It was Grace Mugabe who told the mourners amidst her weeping and wailing at the Mujurus that some unnamed people, “when they don’t want someone, they kill that person.” President Mugabe made the freshly widowed Joice Mujuru the Acting President. Later during the inquest that sought to “probe” the truth around the General’s demise, Mugabe would frequently call the widow out of court for urgent discussions that included a telling whisper to her that she should forget the inquest and prepare herself to take over from him as President. It was all a poor show in dissembling.
In Zanu PF high places, the General’s death was received with a coldness that strangely resembled celebration. Much the same way in which Mujuru himself is reported in the book to have received the news of the death of Tongogara with a cut and dry “thank you, Comrade” to the British soldier who broke the news to him.
The General was not well-liked, such figures as Chiwenga, Vitalis Zvinavashe, Josiah Tungamirai and Emmerson Mnangagwa hated and feared him. From Herbert Chitepo through Tongogara up to Mujuru, not counting numerous other unsolved and suspicious deaths, Zanu PF is clearly an organisation whose history breathes the oxygen of choreographed fatal accidents. The victims of the accidents died while up to something big. Tongogara was busy trying to influence the ZANU and ZAPU union before the independence elections while Mujuru was occupied with pressuring Mugabe to retire.
The General and Gukurahundi
The 5 Brigade was deployed when Mujuru had been sent on a military education leave in Pakistan. The leave was also a ploy by Mugabe to reduce his influence in the Zimbabwe National Army. Former commanders of the 5 Brigade told Tendi that Gukurahundi and its project were the responsibility of Mnangagwa and Mugabe. Mnangagwa came up with volatile “politicised intelligence” reports to convince Mugabe to crush ZAPU or his government would be toppled. The political intention of Gukurahundi was to finish off ZAPU and occasion one-party state rule in Zimbabwe.
On his part, Mujuru supervised the persecution of former ZIPRA cadres within the National Army, forcing some to retire early and others to desert in fear for their lives. Tribal hatreds were a huge elephant in the room during the guerilla war and after in the Zimbabwe National Army. Gukurahundi became an opportunity, also, to feed enduring tribal grudges.
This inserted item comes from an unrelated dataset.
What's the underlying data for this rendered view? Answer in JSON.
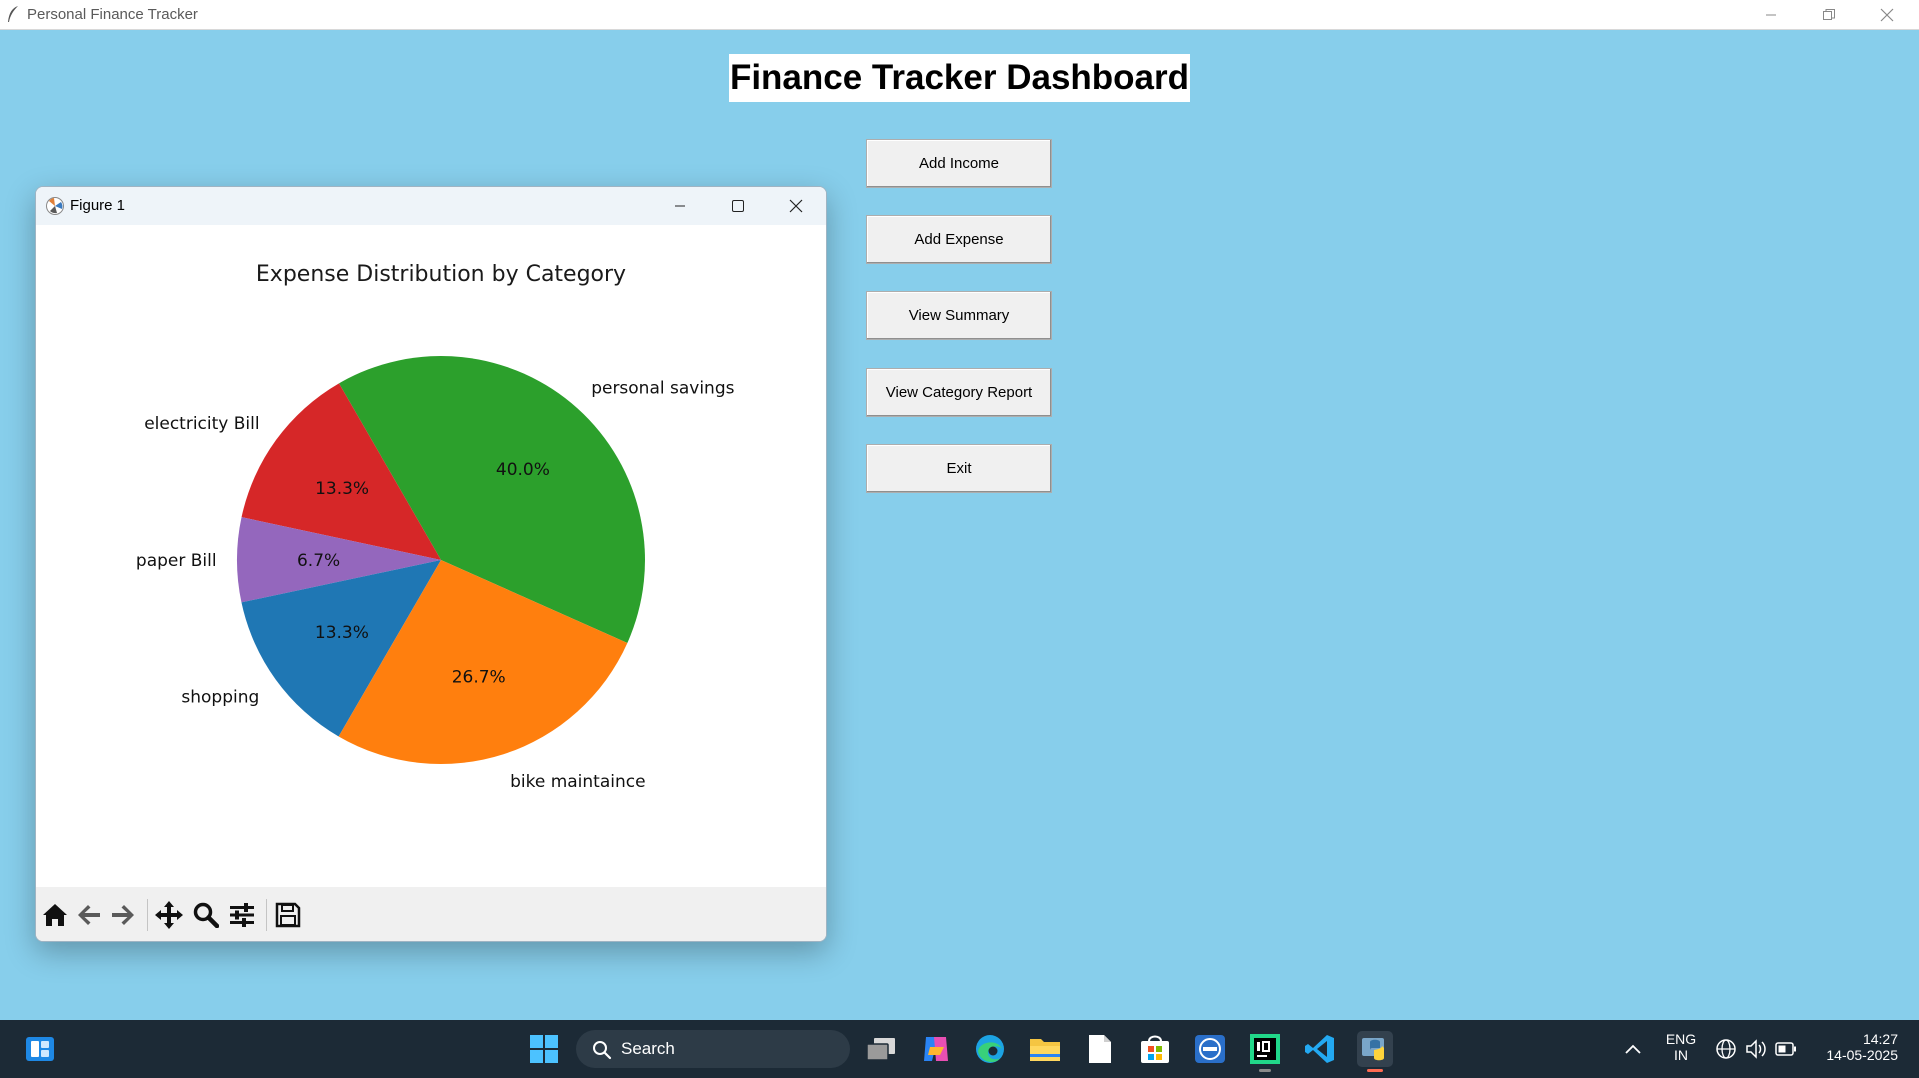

During the war, Tongogara might have performed himself as a Karanga boy but his original South African Xhosa roots were invoked against him. Against Mujuru were durable suspicions that he was actually still a ZIPRA guerilla deep inside, and he came under pressure to prove his loyalty to Zanu PF by punishing ZIPRA cadres in the army. Secretly, he saved a few of them from incarceration and death.
Looking at the evil of Gukurahundi and the political assassinations, I feel it with Tendi that the people that walked out of colonial prisons and the bush war were supposed to pass through rehabilitation before assuming military and political roles in Zimbabwe. Some very unwell and disturbed people are occupying positions of power in the country. The evil political culture of assassinations and other eliminations through slow poisons is an evil legacy that keeps being restored and leaders will continue to eliminate each other until the last one standing if good men and women do not disrupt their evil enterprise. – email@example.com
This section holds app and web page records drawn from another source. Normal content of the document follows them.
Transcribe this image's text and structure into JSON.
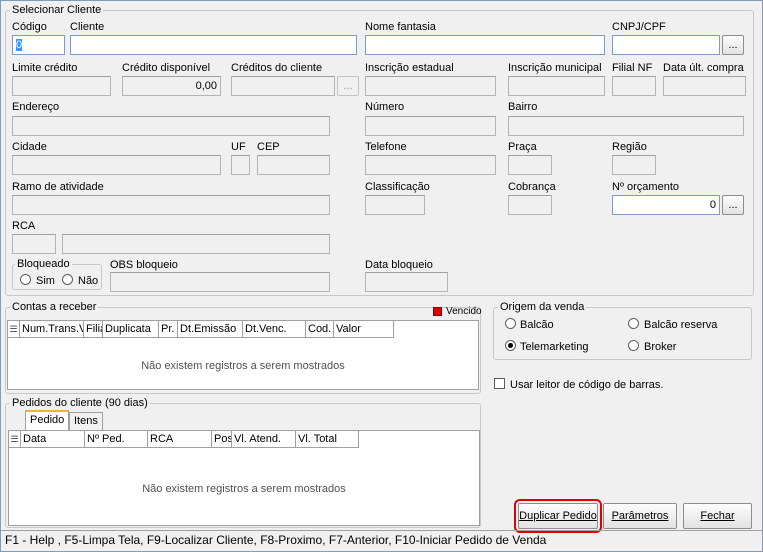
{
  "select_client": {
    "legend": "Selecionar Cliente",
    "codigo_label": "Código",
    "codigo_value": "0",
    "cliente_label": "Cliente",
    "cliente_value": "",
    "nome_fantasia_label": "Nome fantasia",
    "cnpj_label": "CNPJ/CPF",
    "ellipsis": "...",
    "limite_credito_label": "Limite crédito",
    "credito_disponivel_label": "Crédito disponível",
    "credito_disponivel_value": "0,00",
    "creditos_cliente_label": "Créditos do cliente",
    "inscricao_estadual_label": "Inscrição estadual",
    "inscricao_municipal_label": "Inscrição municipal",
    "filial_nf_label": "Filial NF",
    "data_ult_compra_label": "Data últ. compra",
    "endereco_label": "Endereço",
    "numero_label": "Número",
    "bairro_label": "Bairro",
    "cidade_label": "Cidade",
    "uf_label": "UF",
    "cep_label": "CEP",
    "telefone_label": "Telefone",
    "praca_label": "Praça",
    "regiao_label": "Região",
    "ramo_label": "Ramo de atividade",
    "classificacao_label": "Classificação",
    "cobranca_label": "Cobrança",
    "orcamento_label": "Nº orçamento",
    "orcamento_value": "0",
    "rca_label": "RCA",
    "bloqueado_legend": "Bloqueado",
    "sim_label": "Sim",
    "nao_label": "Não",
    "obs_bloqueio_label": "OBS bloqueio",
    "data_bloqueio_label": "Data bloqueio"
  },
  "contas": {
    "legend": "Contas a receber",
    "vencido_label": "Vencido",
    "columns": [
      "Num.Trans.V",
      "Filia",
      "Duplicata",
      "Pr.",
      "Dt.Emissão",
      "Dt.Venc.",
      "Cod.",
      "Valor"
    ],
    "empty_text": "Não existem registros a serem mostrados"
  },
  "origem": {
    "legend": "Origem da venda",
    "balcao": "Balcão",
    "balcao_reserva": "Balcão reserva",
    "telemarketing": "Telemarketing",
    "broker": "Broker",
    "selected": "telemarketing"
  },
  "leitor": {
    "label": "Usar leitor de código de barras."
  },
  "pedidos": {
    "legend": "Pedidos do cliente (90 dias)",
    "tabs": [
      "Pedido",
      "Itens"
    ],
    "columns": [
      "Data",
      "Nº Ped.",
      "RCA",
      "Pos",
      "Vl. Atend.",
      "Vl. Total"
    ],
    "empty_text": "Não existem registros a serem mostrados"
  },
  "buttons": {
    "duplicar": "Duplicar Pedido",
    "parametros": "Parâmetros",
    "fechar": "Fechar"
  },
  "status_bar": "F1 - Help , F5-Limpa Tela, F9-Localizar Cliente, F8-Proximo, F7-Anterior, F10-Iniciar Pedido de Venda",
  "colors": {
    "accent_red": "#e00000",
    "input_border": "#7a9cc8"
  }
}
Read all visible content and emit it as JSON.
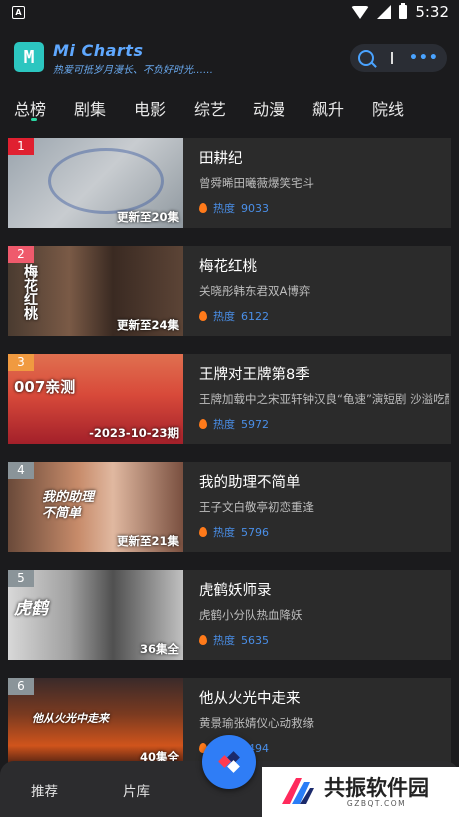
{
  "status_bar": {
    "time": "5:32",
    "left_icon": "A"
  },
  "header": {
    "logo_letter": "M",
    "app_title": "Mi Charts",
    "subtitle": "热爱可抵岁月漫长、不负好时光……",
    "search_icon": "search-icon",
    "more_icon": "more-dots-icon",
    "more_label": "•••"
  },
  "tabs": [
    {
      "label": "总榜",
      "active": true
    },
    {
      "label": "剧集"
    },
    {
      "label": "电影"
    },
    {
      "label": "综艺"
    },
    {
      "label": "动漫"
    },
    {
      "label": "飙升"
    },
    {
      "label": "院线"
    }
  ],
  "items": [
    {
      "rank": "1",
      "title": "田耕纪",
      "desc": "曾舜晞田曦薇爆笑宅斗",
      "heat_label": "热度",
      "heat": "9033",
      "episode": "更新至20集",
      "poster_text": "",
      "rank_color": "#e02030"
    },
    {
      "rank": "2",
      "title": "梅花红桃",
      "desc": "关晓彤韩东君双A博弈",
      "heat_label": "热度",
      "heat": "6122",
      "episode": "更新至24集",
      "poster_text": "梅花红桃",
      "rank_color": "#ef5a6c"
    },
    {
      "rank": "3",
      "title": "王牌对王牌第8季",
      "desc": "王牌加载中之宋亚轩钟汉良“龟速”演短剧 沙溢吃醋",
      "heat_label": "热度",
      "heat": "5972",
      "episode": "-2023-10-23期",
      "poster_text": "007亲测",
      "rank_color": "#f09a40"
    },
    {
      "rank": "4",
      "title": "我的助理不简单",
      "desc": "王子文白敬亭初恋重逢",
      "heat_label": "热度",
      "heat": "5796",
      "episode": "更新至21集",
      "poster_text": "我的助理不简单",
      "rank_color": "#8a9499"
    },
    {
      "rank": "5",
      "title": "虎鹤妖师录",
      "desc": "虎鹤小分队热血降妖",
      "heat_label": "热度",
      "heat": "5635",
      "episode": "36集全",
      "poster_text": "虎鹤",
      "rank_color": "#8a9499"
    },
    {
      "rank": "6",
      "title": "他从火光中走来",
      "desc": "黄景瑜张婧仪心动救缘",
      "heat_label": "热度",
      "heat": "5494",
      "episode": "40集全",
      "poster_text": "他从火光中走来",
      "rank_color": "#8a9499"
    }
  ],
  "bottom_nav": [
    {
      "label": "推荐"
    },
    {
      "label": "片库"
    }
  ],
  "watermark": {
    "main": "共振软件园",
    "sub": "GZBQT.COM"
  },
  "colors": {
    "accent": "#2f7df6",
    "indicator": "#2ad9a4",
    "heat": "#4a8fe8",
    "logo_bg": "#2cc6c0"
  }
}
Published by Cambridge University Press, the book is available in Zimbabwean bookstores Innov8 and Weaver. You can purchase the hardback on Amazon, and a more affordable paperback option is available on the publishers’ African branch website